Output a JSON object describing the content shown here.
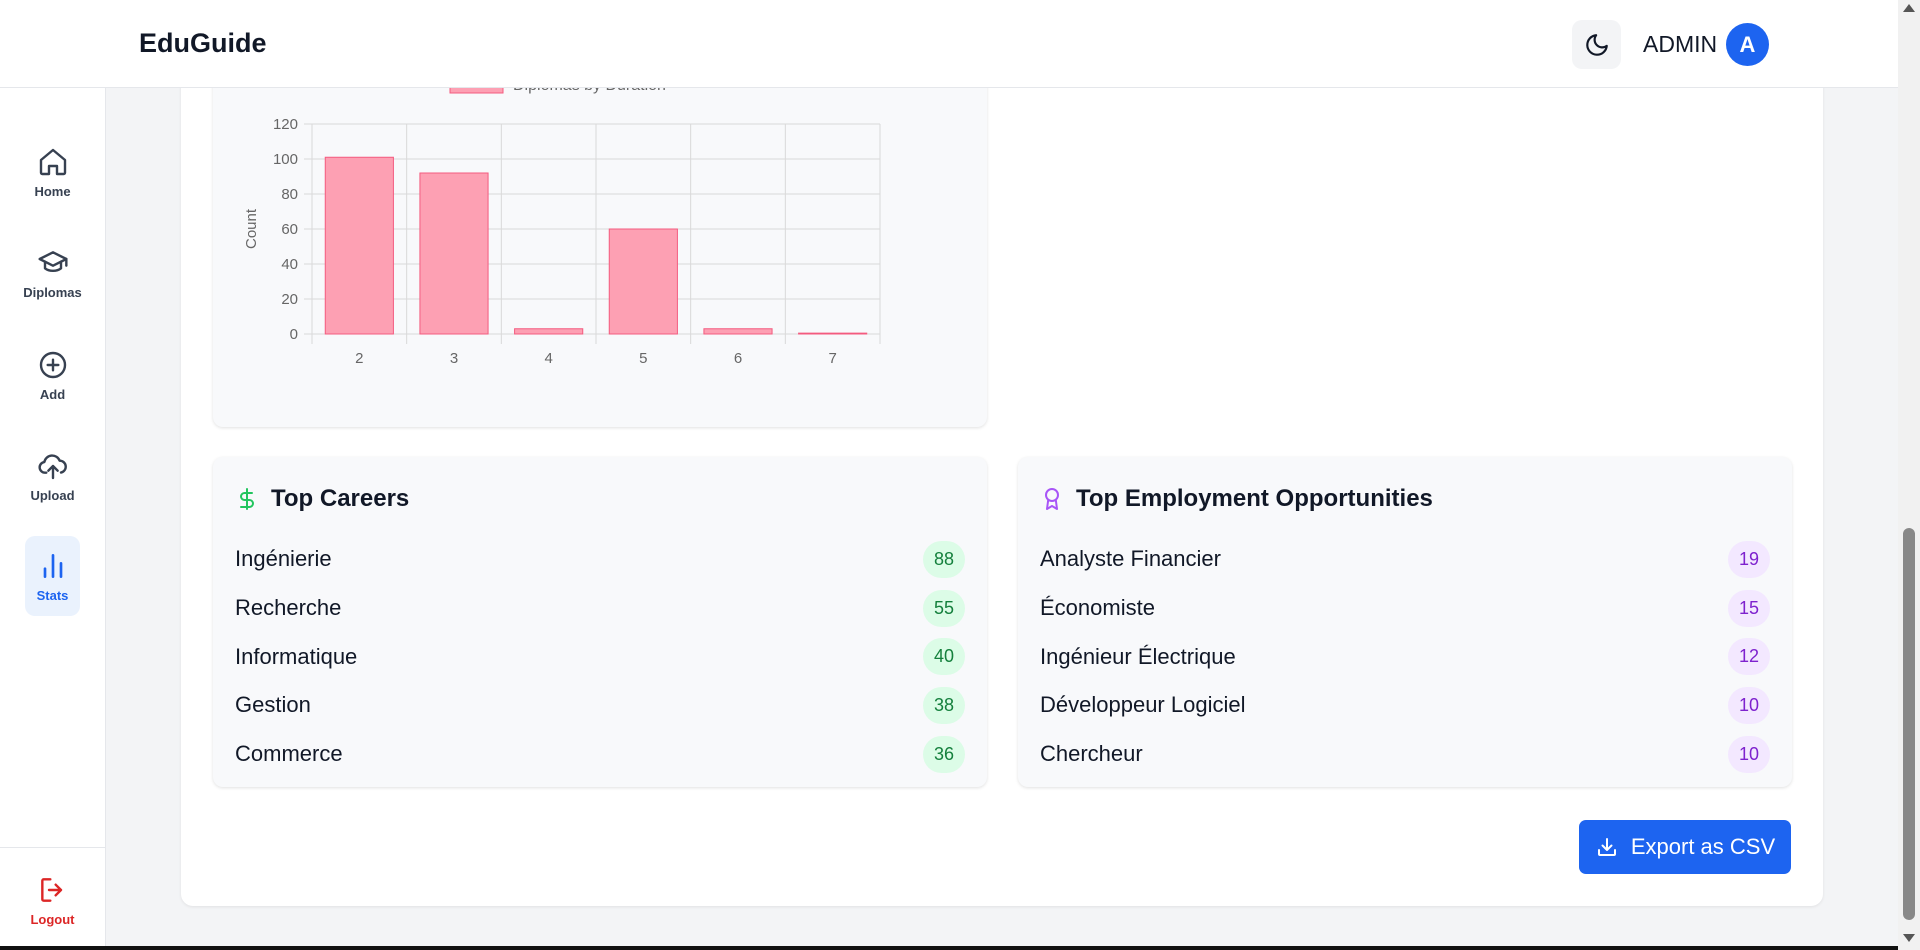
{
  "header": {
    "brand": "EduGuide",
    "user_label": "ADMIN",
    "avatar_initial": "A"
  },
  "sidebar": {
    "items": [
      {
        "label": "Home",
        "icon": "home-icon"
      },
      {
        "label": "Diplomas",
        "icon": "graduation-cap-icon"
      },
      {
        "label": "Add",
        "icon": "plus-circle-icon"
      },
      {
        "label": "Upload",
        "icon": "cloud-upload-icon"
      },
      {
        "label": "Stats",
        "icon": "bar-chart-icon",
        "active": true
      }
    ],
    "logout": {
      "label": "Logout",
      "icon": "logout-icon"
    }
  },
  "chart_data": {
    "type": "bar",
    "title": "",
    "categories": [
      "2",
      "3",
      "4",
      "5",
      "6",
      "7"
    ],
    "series": [
      {
        "name": "Diplomas by Duration",
        "values": [
          101,
          92,
          3,
          60,
          3,
          0.5
        ]
      }
    ],
    "xlabel": "",
    "ylabel": "Count",
    "ylim": [
      0,
      120
    ],
    "yticks": [
      0,
      20,
      40,
      60,
      80,
      100,
      120
    ],
    "grid": true,
    "legend": "top",
    "colors": {
      "fill": "#fda0b3",
      "stroke": "#f45b7f",
      "grid": "#d9d9d9"
    }
  },
  "top_careers": {
    "title": "Top Careers",
    "icon": "dollar-icon",
    "items": [
      {
        "label": "Ingénierie",
        "count": "88"
      },
      {
        "label": "Recherche",
        "count": "55"
      },
      {
        "label": "Informatique",
        "count": "40"
      },
      {
        "label": "Gestion",
        "count": "38"
      },
      {
        "label": "Commerce",
        "count": "36"
      }
    ]
  },
  "top_employment": {
    "title": "Top Employment Opportunities",
    "icon": "award-icon",
    "items": [
      {
        "label": "Analyste Financier",
        "count": "19"
      },
      {
        "label": "Économiste",
        "count": "15"
      },
      {
        "label": "Ingénieur Électrique",
        "count": "12"
      },
      {
        "label": "Développeur Logiciel",
        "count": "10"
      },
      {
        "label": "Chercheur",
        "count": "10"
      }
    ]
  },
  "export": {
    "label": "Export as CSV",
    "icon": "download-icon"
  },
  "colors": {
    "accent": "#1d64f0",
    "danger": "#dc2626",
    "green_badge": "#dcfce7",
    "purple_badge": "#f3e8ff"
  }
}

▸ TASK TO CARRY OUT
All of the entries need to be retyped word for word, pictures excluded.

▸ SOLUTION FOR THIS PROBLEM
Output a JSON object describing the content shown here.
{
  "header": {
    "brand": "EduGuide",
    "user_label": "ADMIN",
    "avatar_initial": "A"
  },
  "sidebar": {
    "items": [
      {
        "label": "Home",
        "icon": "home-icon"
      },
      {
        "label": "Diplomas",
        "icon": "graduation-cap-icon"
      },
      {
        "label": "Add",
        "icon": "plus-circle-icon"
      },
      {
        "label": "Upload",
        "icon": "cloud-upload-icon"
      },
      {
        "label": "Stats",
        "icon": "bar-chart-icon",
        "active": true
      }
    ],
    "logout": {
      "label": "Logout",
      "icon": "logout-icon"
    }
  },
  "chart_data": {
    "type": "bar",
    "title": "",
    "categories": [
      "2",
      "3",
      "4",
      "5",
      "6",
      "7"
    ],
    "series": [
      {
        "name": "Diplomas by Duration",
        "values": [
          101,
          92,
          3,
          60,
          3,
          0.5
        ]
      }
    ],
    "xlabel": "",
    "ylabel": "Count",
    "ylim": [
      0,
      120
    ],
    "yticks": [
      0,
      20,
      40,
      60,
      80,
      100,
      120
    ],
    "grid": true,
    "legend": "top",
    "colors": {
      "fill": "#fda0b3",
      "stroke": "#f45b7f",
      "grid": "#d9d9d9"
    }
  },
  "top_careers": {
    "title": "Top Careers",
    "icon": "dollar-icon",
    "items": [
      {
        "label": "Ingénierie",
        "count": "88"
      },
      {
        "label": "Recherche",
        "count": "55"
      },
      {
        "label": "Informatique",
        "count": "40"
      },
      {
        "label": "Gestion",
        "count": "38"
      },
      {
        "label": "Commerce",
        "count": "36"
      }
    ]
  },
  "top_employment": {
    "title": "Top Employment Opportunities",
    "icon": "award-icon",
    "items": [
      {
        "label": "Analyste Financier",
        "count": "19"
      },
      {
        "label": "Économiste",
        "count": "15"
      },
      {
        "label": "Ingénieur Électrique",
        "count": "12"
      },
      {
        "label": "Développeur Logiciel",
        "count": "10"
      },
      {
        "label": "Chercheur",
        "count": "10"
      }
    ]
  },
  "export": {
    "label": "Export as CSV",
    "icon": "download-icon"
  },
  "colors": {
    "accent": "#1d64f0",
    "danger": "#dc2626",
    "green_badge": "#dcfce7",
    "purple_badge": "#f3e8ff"
  }
}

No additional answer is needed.